O’Malley, a moderate Republican who got his start in politics as an aide to Gov. Bill Graves, launched an exploratory campaign in January 2017, and spent the next 10 months criss-crossing the state on a listening tour, trying to gauge the issues most important to a diverse mix of Kansas communities, from small rural towns out west to his native Johnson County.

In October, he made his candidacy official with a series of kick-off events, including an energetic rally at the Overland Park Sheraton where he laid out a series of ambitious goals for the state, including “to have the best schools literally in the world.”

Well connected from his time in the legislature and leading the KLC, he had the support of a number of influential Johnson Countians, including former Overland Park Chamber of Commerce president and one-time candidate for lieutenant governor Mary Birch; Shawnee Mission Board of Education President Brad Stratton, who served as his campaign treasurer; and former state representative and JCCC Board of Trustees member Stephanie Sharp.

But in the months after he launched his campaign, O’Malley was not able to hit the fundraising benchmarks he’d set, ultimately leading to his decision to exit the crowded Republican field.
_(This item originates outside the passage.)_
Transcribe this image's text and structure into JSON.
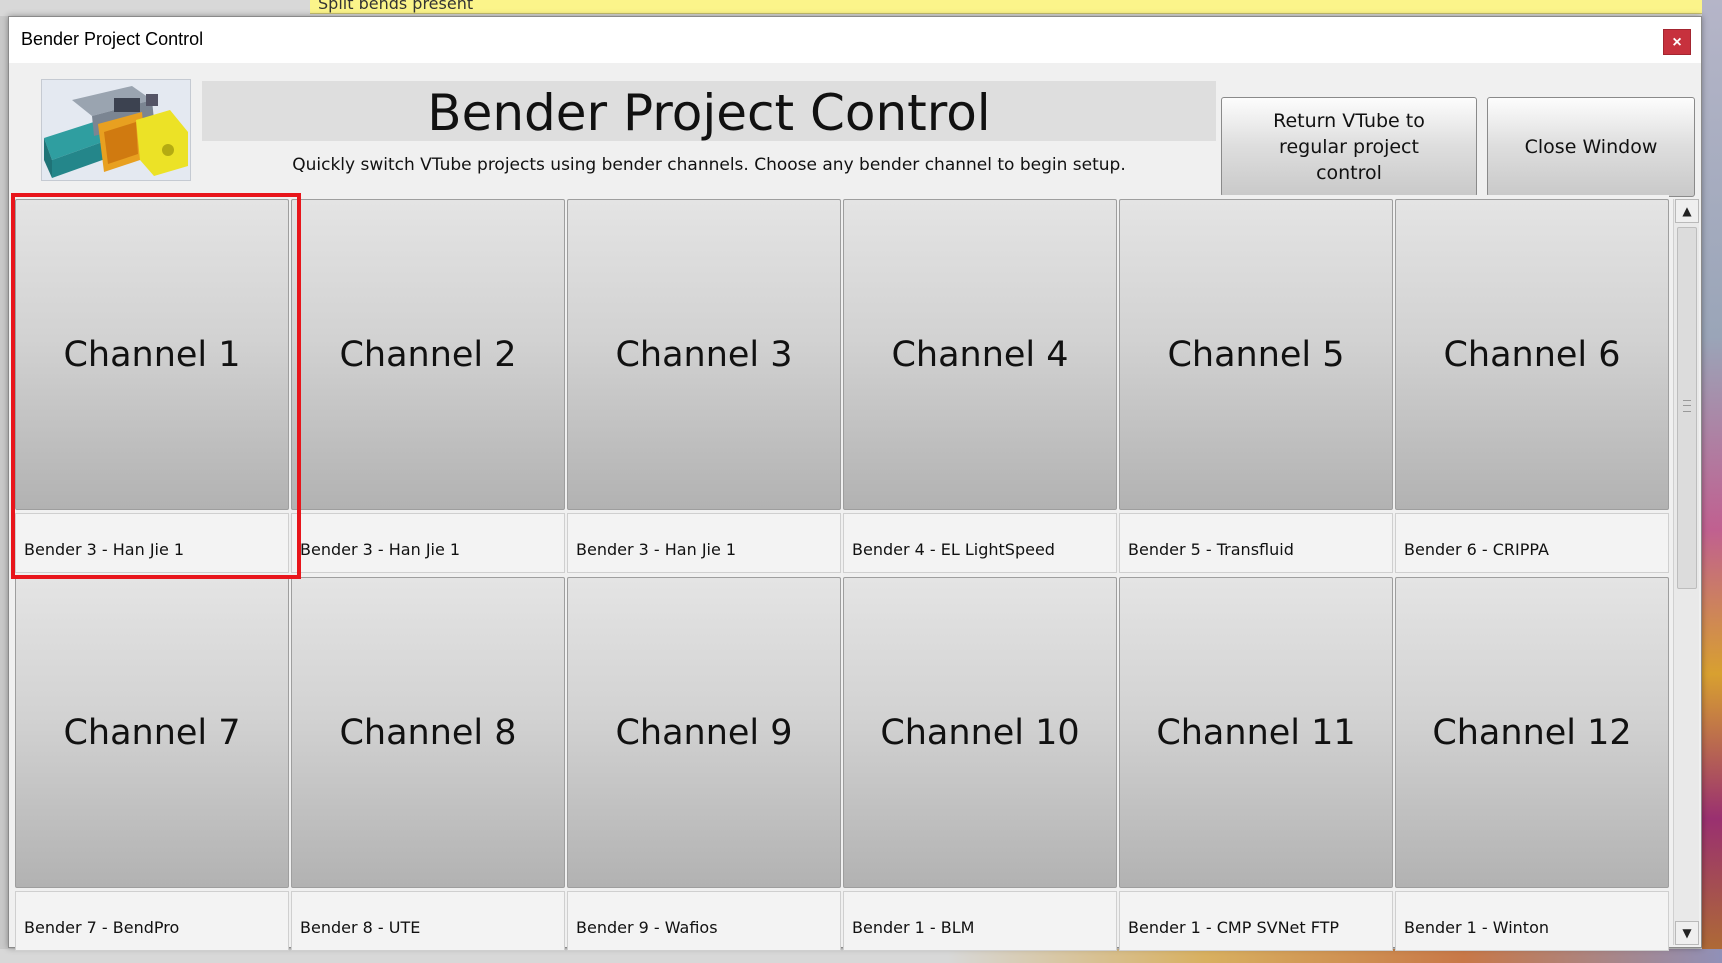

His year-end campaign finance report showed contributions of $218,362 during 2017 and cash on hand of $158,067. Republican Jeff Colyer, who was sworn in as governor Wednesday, led the field with approximately $632,000 in contributions. Secretary of State Kris Kobach had $355,000.

O’Malley’s exit comes as a blow to the hopes of moderate Johnson County Republicans, who widely viewed him as their best hope to keep a more conservative candidate from winning the nomination. Jim Barnett, the party’s nominee in 2006 and a practicing physician, is now the lone candidate in the Republican field seen as running a moderate campaign. Barnett has significant resources — he has $514,349 cash-on-hand — but much of it comes from personal loans of more than $500,000 he made to his campaign.
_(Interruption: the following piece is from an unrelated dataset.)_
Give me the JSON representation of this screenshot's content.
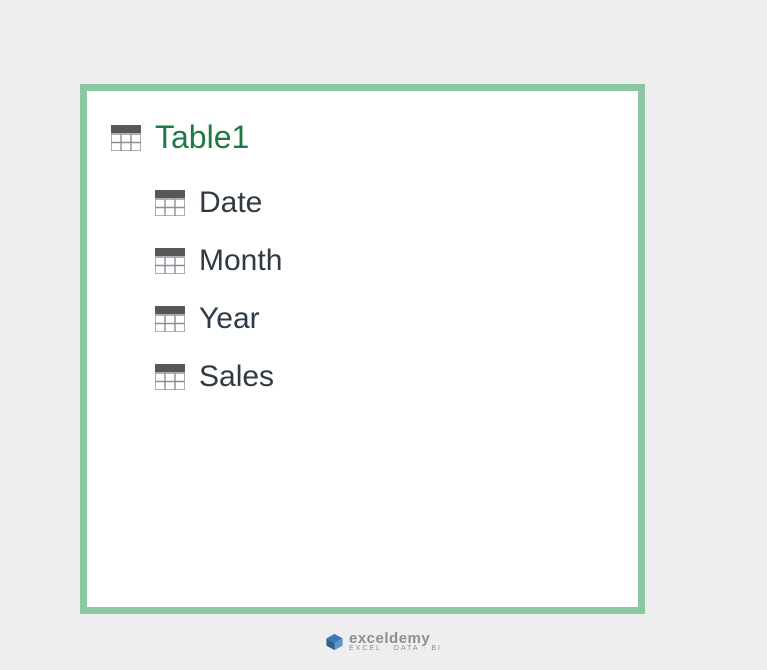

Mark Hutton, a construction executive from Wichita who has ties to both conservative and moderate factions of the state’s party and who is also seeking the Republican nomination, praised O’Malley’s temperament Thursday.
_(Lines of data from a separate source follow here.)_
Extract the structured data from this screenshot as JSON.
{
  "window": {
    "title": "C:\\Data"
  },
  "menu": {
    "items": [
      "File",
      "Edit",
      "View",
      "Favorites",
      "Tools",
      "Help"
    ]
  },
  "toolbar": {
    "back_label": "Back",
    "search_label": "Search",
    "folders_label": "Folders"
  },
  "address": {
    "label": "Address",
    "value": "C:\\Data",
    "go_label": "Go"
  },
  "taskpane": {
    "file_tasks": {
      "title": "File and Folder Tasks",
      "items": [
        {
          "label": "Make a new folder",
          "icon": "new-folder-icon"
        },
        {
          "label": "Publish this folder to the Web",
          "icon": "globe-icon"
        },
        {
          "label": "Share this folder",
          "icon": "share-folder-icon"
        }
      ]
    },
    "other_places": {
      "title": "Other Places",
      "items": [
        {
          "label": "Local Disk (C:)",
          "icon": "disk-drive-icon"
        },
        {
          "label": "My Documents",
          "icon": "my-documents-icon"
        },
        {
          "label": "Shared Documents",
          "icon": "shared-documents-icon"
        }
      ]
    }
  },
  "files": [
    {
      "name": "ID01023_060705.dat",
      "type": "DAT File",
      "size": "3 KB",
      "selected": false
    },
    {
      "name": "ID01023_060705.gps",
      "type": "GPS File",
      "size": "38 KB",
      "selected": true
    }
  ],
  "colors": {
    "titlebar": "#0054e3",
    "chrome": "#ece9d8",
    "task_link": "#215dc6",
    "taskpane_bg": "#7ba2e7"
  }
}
“American politics needs more leaders like Ed O’Malley,” Hutton said in a statement. “He has an important voice on this stage. I know he’ll use it. Whomever the next governor is would be wise to listen to him.”

The strategic angles of the gubernatorial race in Kansas became considerably more complex last week when Independent Greg Orman, who resides in Fairway, announced he was officially entering the race. Orman, a successful businessman, showed contributions of $452,931 in his year-end report.

Here’s the statement O’Malley released on the decision to end his campaign today:

We have created the largest, widest grassroots support of any of the current candidates. I will never forget those who have been a part of that effort. Nevertheless, I have realized that the funding necessary to remain competitive through August and then November is beyond our reach. Therefore, I have reluctantly come to the conclusion that now is not the time for this candidacy.

This campaign has always been about a hopeful, optimistic future for Kansas. The roundtable discussions, town-hall meetings and numerous meet and greets were informative and inspiring. Our listening tour made listening cool, and now other candidates are talking about how they will listen. The “Ed Talk” created buzz, shared a powerful message and captured attention. Our launch week was energizing, hopeful and uplifting. We brought so many new people into the political fold.

Kansans made it clear we need elected officials with the wisdom and skill to bring people together, the willingness to truly listen to differing perspectives and the courage to chart new ways forward.

I am thankful for so many supporters giving so much to this journey. Their commitment to our state didn’t begin or end with this campaign. We will find ways to continue to work together to create a better Kansas.

I am grateful to my Kansas Leadership Center colleagues who guided the organization so well while I’ve been on an unpaid leave of absence. Learning you are not indispensable is a sobering reality, but it confirms our message—there is leadership in every Kansan waiting for its chance.

And as you can imagine, I’m grateful for my family. This past year has been hectic, to say the least. I am so thankful to Joanna and our children Kate, Jack and Lizzie for their never-ending support for this effort.

Neither political party knows exactly how to solve our toughest problems. That’s why we need elected officials with the wisdom and skill to bring people together, the willingness to truly listen to differing perspectives and the courage to chart new ways forward. I may be leaving the campaign but I will never stop caring about solving those problems. I plan to help wherever I can!

I know many supporters will be disappointed. I am, too. I cannot help but feel as if I have let so many people down. Yet, the flip side of our shared optimism for the future of Kansas has to be brutal realism about what it will take to get there.

It was an honor to run this campaign. I pledge to continue working for the greater good of all Kansans.

Onward for Kansas!